## Work order
Every entry below should be repeated exactly; the pictures should not.

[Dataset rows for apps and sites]
•••

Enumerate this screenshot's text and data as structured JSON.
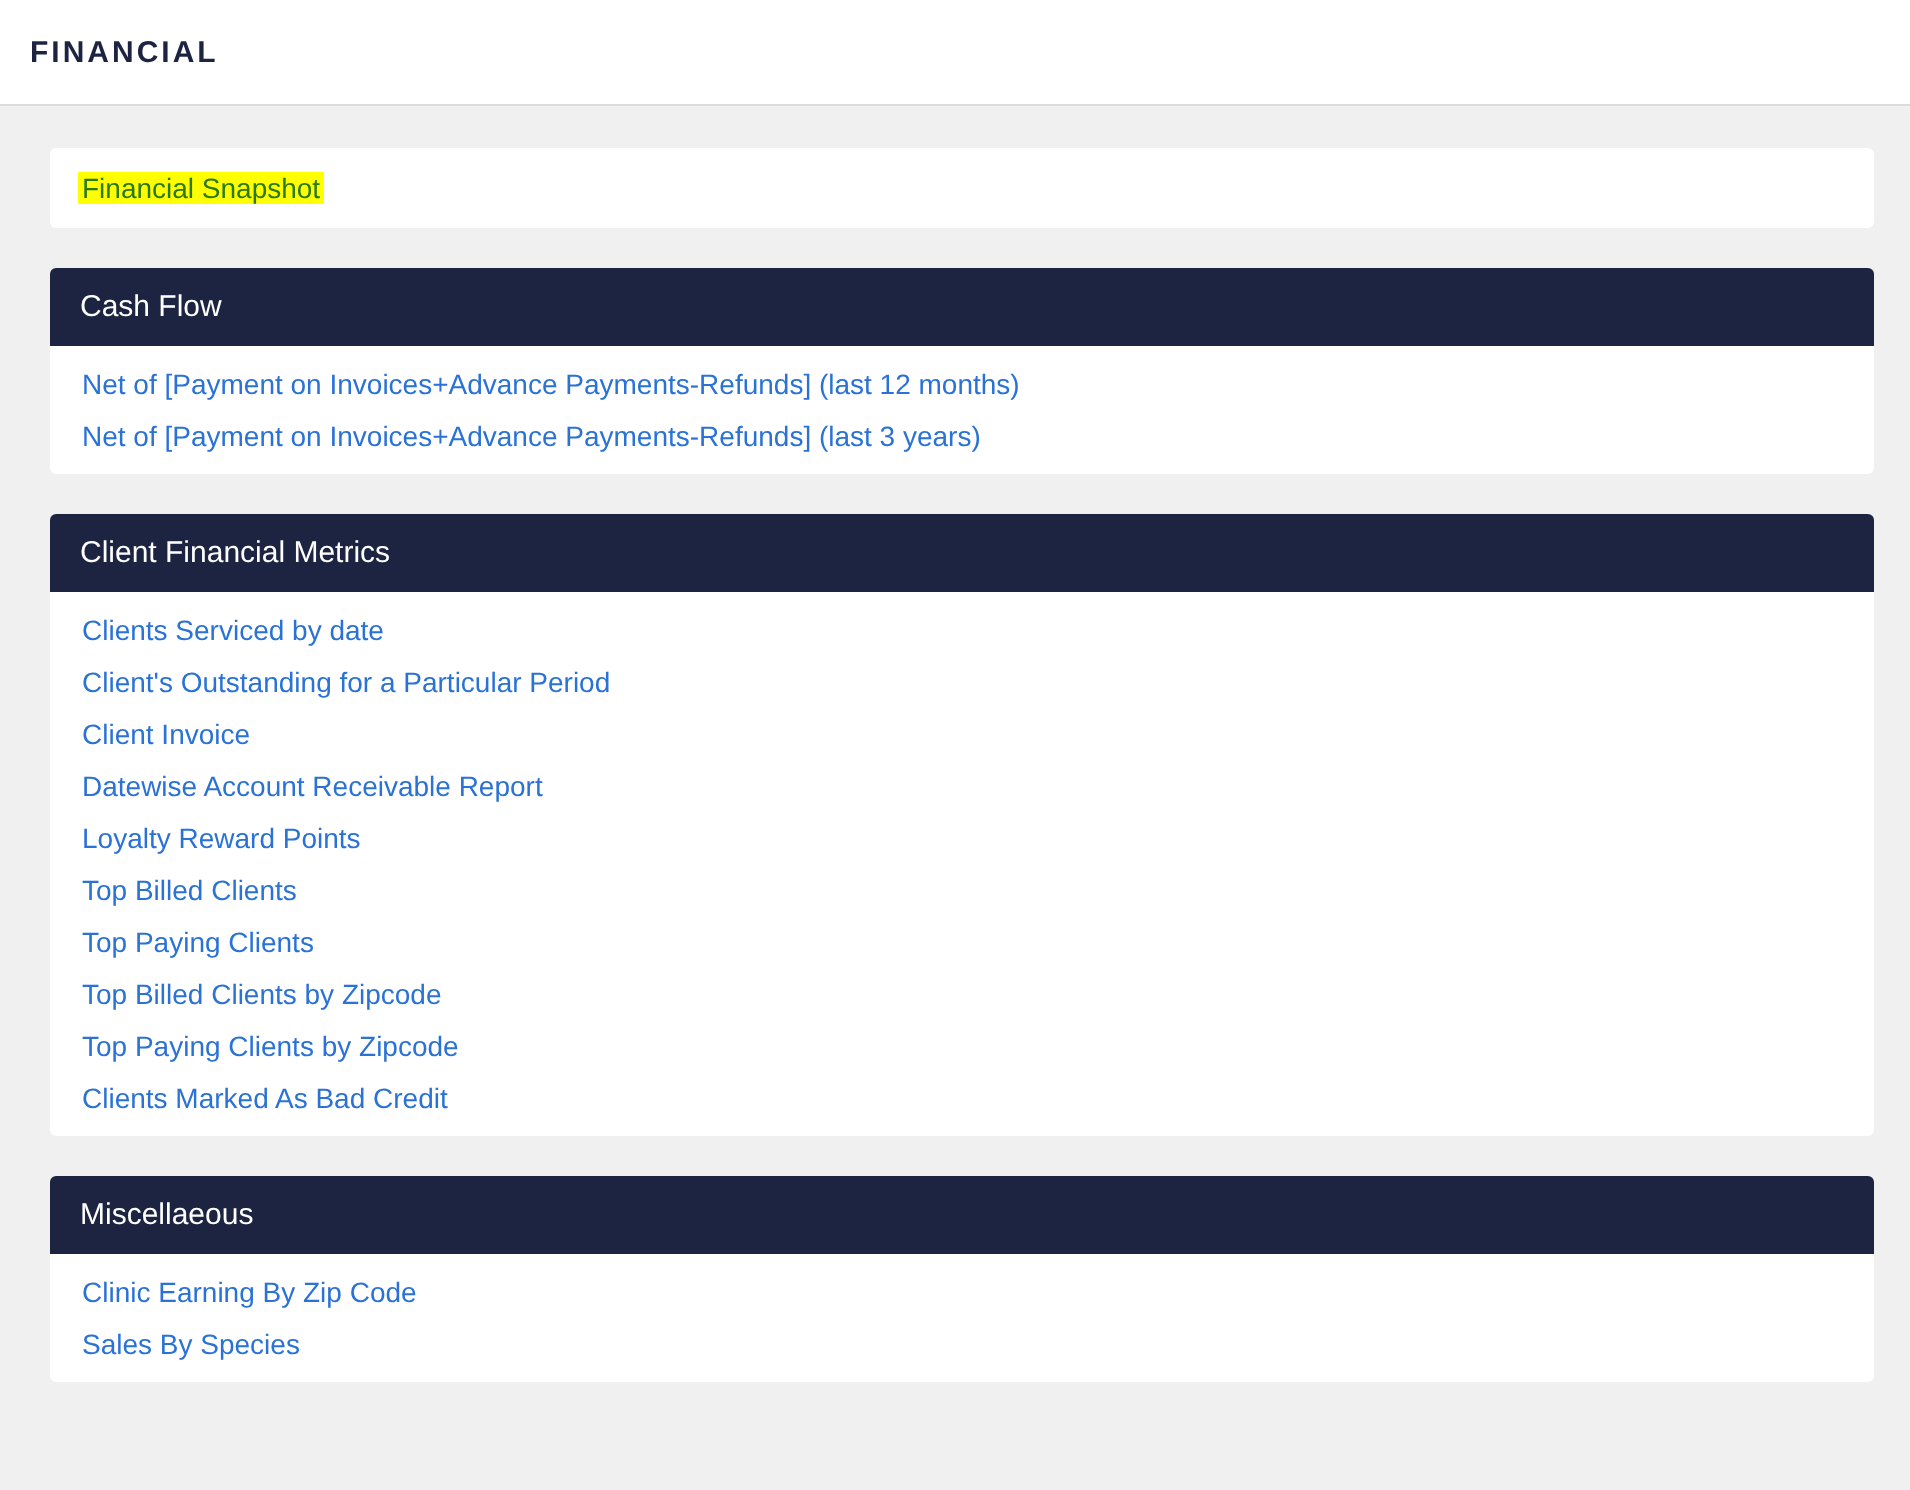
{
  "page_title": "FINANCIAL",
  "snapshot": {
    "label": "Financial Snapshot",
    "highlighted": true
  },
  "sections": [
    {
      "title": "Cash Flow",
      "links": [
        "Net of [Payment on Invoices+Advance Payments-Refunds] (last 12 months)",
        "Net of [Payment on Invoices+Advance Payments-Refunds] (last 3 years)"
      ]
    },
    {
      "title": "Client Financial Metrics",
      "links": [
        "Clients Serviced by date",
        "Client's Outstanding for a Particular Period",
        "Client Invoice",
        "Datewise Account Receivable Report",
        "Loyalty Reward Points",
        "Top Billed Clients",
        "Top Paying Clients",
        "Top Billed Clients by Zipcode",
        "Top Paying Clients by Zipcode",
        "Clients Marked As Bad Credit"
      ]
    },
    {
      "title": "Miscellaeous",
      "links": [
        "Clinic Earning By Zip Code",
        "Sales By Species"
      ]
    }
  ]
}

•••

## Written solution
Enumerate this screenshot's text and data as structured JSON.
{
  "page_title": "FINANCIAL",
  "snapshot": {
    "label": "Financial Snapshot",
    "highlighted": true
  },
  "sections": [
    {
      "title": "Cash Flow",
      "links": [
        "Net of [Payment on Invoices+Advance Payments-Refunds] (last 12 months)",
        "Net of [Payment on Invoices+Advance Payments-Refunds] (last 3 years)"
      ]
    },
    {
      "title": "Client Financial Metrics",
      "links": [
        "Clients Serviced by date",
        "Client's Outstanding for a Particular Period",
        "Client Invoice",
        "Datewise Account Receivable Report",
        "Loyalty Reward Points",
        "Top Billed Clients",
        "Top Paying Clients",
        "Top Billed Clients by Zipcode",
        "Top Paying Clients by Zipcode",
        "Clients Marked As Bad Credit"
      ]
    },
    {
      "title": "Miscellaeous",
      "links": [
        "Clinic Earning By Zip Code",
        "Sales By Species"
      ]
    }
  ]
}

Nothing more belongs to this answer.